This course is geared toward the student performer who would like to acquire a working knowledge of Logic Pro X with the goal of making their own recordings. The class focuses on: identifying appropriate material for recording; learning the basics of MIDI sequencing, arranging and mixing; and basic live recording techniques. By the end of the semester, students create a professional-sounding 3-song demo.

AP Music Theory

AP Music Theory focuses on developing students’ abilities to understand and describe the basic elements of music, both aurally and in written form. Corresponding to the first semester of the typical college music theory sequence, students who take AP Theory will, by the end of the course, strengthen their own musicianship, be better able to communicate their musical ideas to others and be equipped to apply the fundamental skills of tonal music to whatever style or genre interests them.

Concert Chorale

Concert Chorale provides an opportunity for seasoned vocalists who would like to perform at a more challenging level to audition for this elite ensemble. This course is designed to be different than the clubs offered at CGPS. This groups meets every day and is serious about creating superior sound production, blend, dictions and clarity. In addition to the Spring and Winter Concerts, there are many performance opportunities. Classes are divided between full group, sectionals, aural skills development, basic and advanced score reading, and voice workshop.  

Jazz Improvisation

Jazz Improvisation is a course for instrumentalists who would like to study the theory and technique of improvisation in a jazz style. Students study jazz harmony and form and have the unique opportunity to play their instrument every day.  

Treble Choir

This is a vocal performance group open to all girls in grades 9-12. The primary focus of the course is choral skill building.
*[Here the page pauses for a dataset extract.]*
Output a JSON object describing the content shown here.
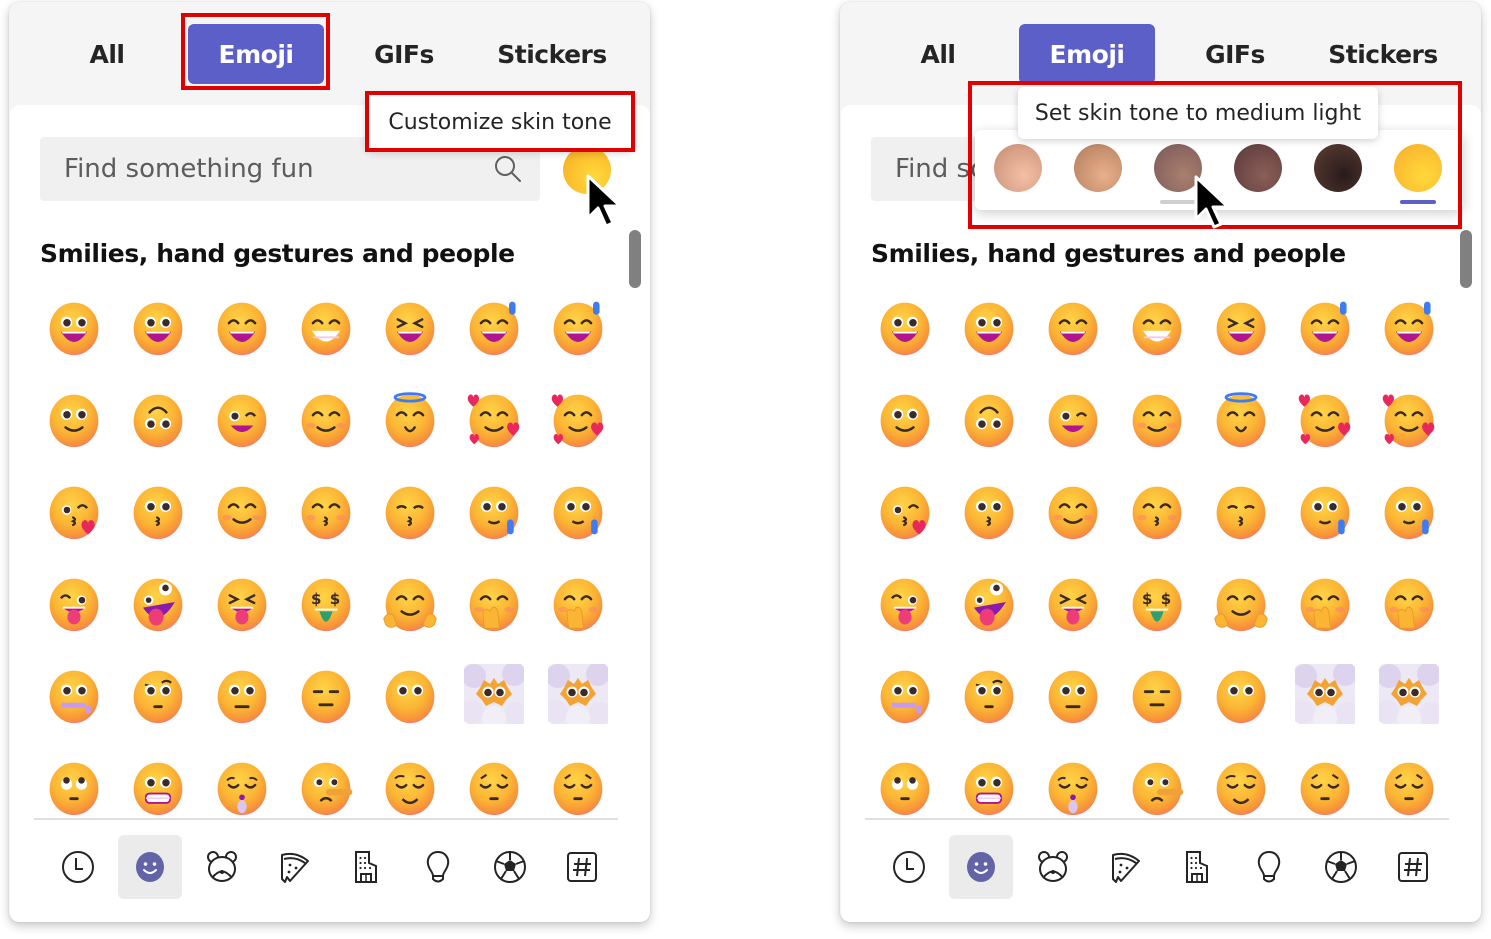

Through a combination of ensemble rehearsals and smaller-group sectionals, detailed attention will be paid to principles of posture and alignment, breath, score reading, diction, tone quality and aural skills. 
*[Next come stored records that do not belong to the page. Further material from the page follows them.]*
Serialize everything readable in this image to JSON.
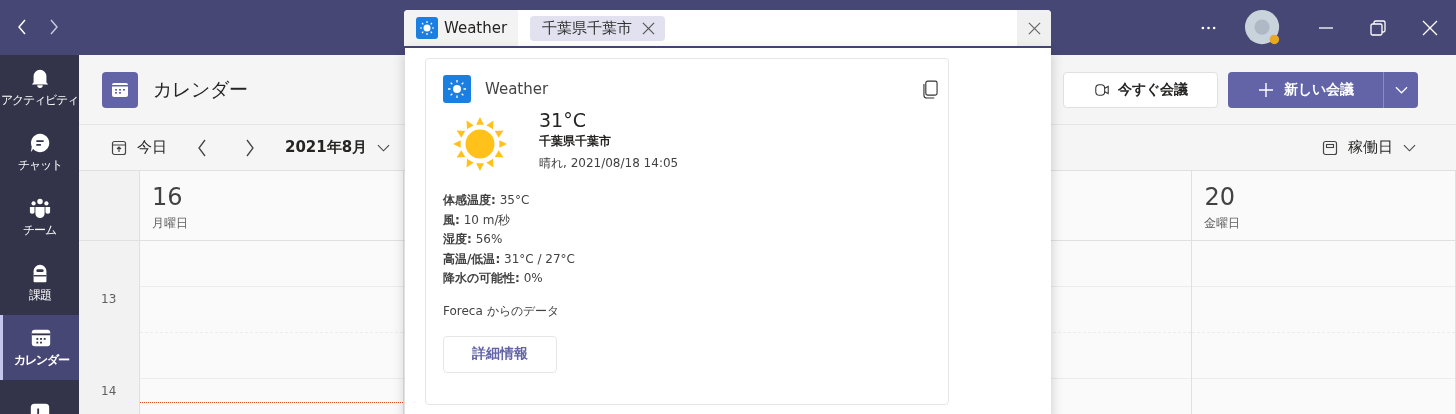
{
  "search": {
    "app": "Weather",
    "tag": "千葉県千葉市"
  },
  "rail": [
    {
      "label": "アクティビティ",
      "selected": false
    },
    {
      "label": "チャット",
      "selected": false
    },
    {
      "label": "チーム",
      "selected": false
    },
    {
      "label": "課題",
      "selected": false
    },
    {
      "label": "カレンダー",
      "selected": true
    },
    {
      "selected": false
    }
  ],
  "header": {
    "title": "カレンダー",
    "meet_now": "今すぐ会議",
    "new_meeting": "新しい会議"
  },
  "toolbar": {
    "today": "今日",
    "month": "2021年8月",
    "view": "稼働日"
  },
  "days": [
    {
      "date": "16",
      "weekday": "月曜日"
    },
    {
      "date": "20",
      "weekday": "金曜日"
    }
  ],
  "hours": [
    "13",
    "14"
  ],
  "weather": {
    "app": "Weather",
    "temperature": "31°C",
    "location": "千葉県千葉市",
    "condition": "晴れ, 2021/08/18 14:05",
    "details": [
      "**体感温度:** 35°C",
      "**風:** 10 m/秒",
      "**湿度:** 56%",
      "**高温/低温:** 31°C / 27°C",
      "**降水の可能性:** 0%"
    ],
    "source": "Foreca からのデータ",
    "button": "詳細情報"
  }
}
Musica da Camera: Chamber Groups

 A mixed chamber ensemble class for advanced singers and instrumental players, Musica da Camera explores a variety of chamber music styles and settings with the goal of putting on various performances at the chamber concert each spring. Open to all intermediate and advanced instrumental students who also participate in CGPS Orchestra and Chamber Ensemble, as well as singers who possess strong note-reading and harmony ability.

goals for graduates
  • Create: The department offers a wide variety of classes that inspire students to explore and create. In addition to traditional instrumental and vocal classes and ensembles, the use of the latest music technology allows any student to have an entry point into the world of music creation.
  • Perform: The department provides our students with real world experiences as performing musicians at School and as well as community events.
  • Respond: Students are invited to engage with music through active listening to help them develop and express their opinions about the music they encounter. We seek to answer the difficult, if not impossible, question: What makes music “good"?
  • Connect: The music faculty teaches students to value music and to understand its place within the arts, society and the human experience. Students are familiarized with the vast array of careers in music creation and the music business. The faculty strives to be role models for the students by fostering their own passions and performance opportunities. The program’s goal is that all students can learn and enjoy music-making experiences and understand their own potential as musicians.